Another helpful tip

Folks, it's not enough to just dial in that perfect router fence setting. You should actually lock it down before proceeding. You will find this to be a rather more productive use of your time.
Ah well, I really wanted to resaw and glue up another bookmatched cherry drawer front anyway. Now I have the perfect excuse!
-Leuf
Add pictures here
<% if( /^image/.test(type) ){ %>
<% } %>
<%-name%>
Add image file
Upload
Yes, and it helps greatly to lock the motor adjustment too. I find that a PC 892 squirms quite a bit while unlocked.

Add pictures here
<% if( /^image/.test(type) ){ %>
<% } %>
<%-name%>
Add image file
Upload

Condolences. One of those "if only" moments I'm sure.
+--------------------------------------------------------------------------------+ If you're gonna be dumb, you better be tough +--------------------------------------------------------------------------------+
Add pictures here
<% if( /^image/.test(type) ){ %>
<% } %>
<%-name%>
Add image file
Upload
Leuf wrote:

Put you in a room full of horse manure and you'd be looking for the pony.
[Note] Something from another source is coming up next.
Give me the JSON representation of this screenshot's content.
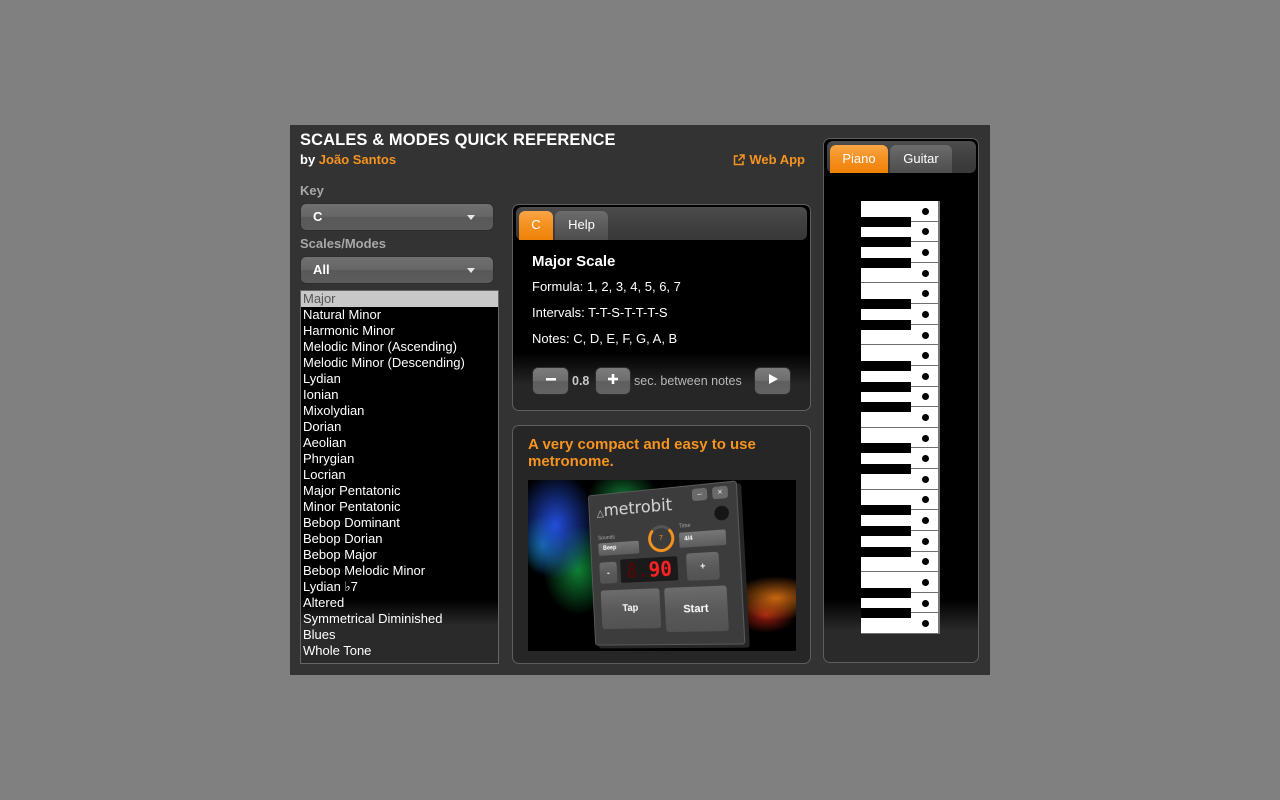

A classic optimist - or a master of sarcasm.
We all experience "thinkos" -the mental equivalent of a typo. But tool designers should have worked out their thinkos BEFORE putting a machine into productions and circulation. I'm thinking specifically of the idiot who designed and/or approved the Porter Cable D-Handle (the one with the motor that has the short power cord that plugs into the D-handle) motor holding collar locking mechanism - you know - the one most people eventually get around to replacing with a ratcheting handled bolt that will lock things in place for real. \
Now given the start up torque rotation the motor has when fired up - you know - the one that tries to turn the router upside down - you'd think they'd remember their action/reaction lecture and use a locking mechanism that works - without the use of channel locks or a pipe wrench - with a 2' piece of pipe slipped over the handle to provide a little more leverage.
The first time you pull the trigger on the D-handle and the motor starts to spin its way out of the "locked" collar, winding up that short power cord plugged into the D-handle you've got a death grip on, trying desperately to let off the trigger before the motor - with that spinning chunk of carbide - escapes - to lord only knows where - but probably towards flesh . . .
Rant mode off.
Leuf: You're probably wondering why this problem didn't occur on the test cuts. Well when a thinko has more consequence the lesson learned sticks a lot better.
Condolences.
charlie b
Add pictures here
<% if( /^image/.test(type) ){ %>
<% } %>
<%-name%>
Add image file
Upload

Reminds me of the time I made a tapered-rabbet / dado on my router table. An interesting but useless cut.
-- Mark
Add pictures here
<% if( /^image/.test(type) ){ %>
<% } %>
<%-name%>
Add image file
Upload

That reminds me of the time that my router table threw the side of a curly maple clock case 20 ft into the driveway.
Clamp down the table fence, dummy!
Patriarch
Add pictures here
<% if( /^image/.test(type) ){ %>
<% } %>
<%-name%>
Add image file
Upload

HomeOwnersHub.com is a website for homeowners and building and maintenance pros. It is not affiliated with any of the manufacturers or service providers discussed here. All logos and trade names are the property of their respective owners.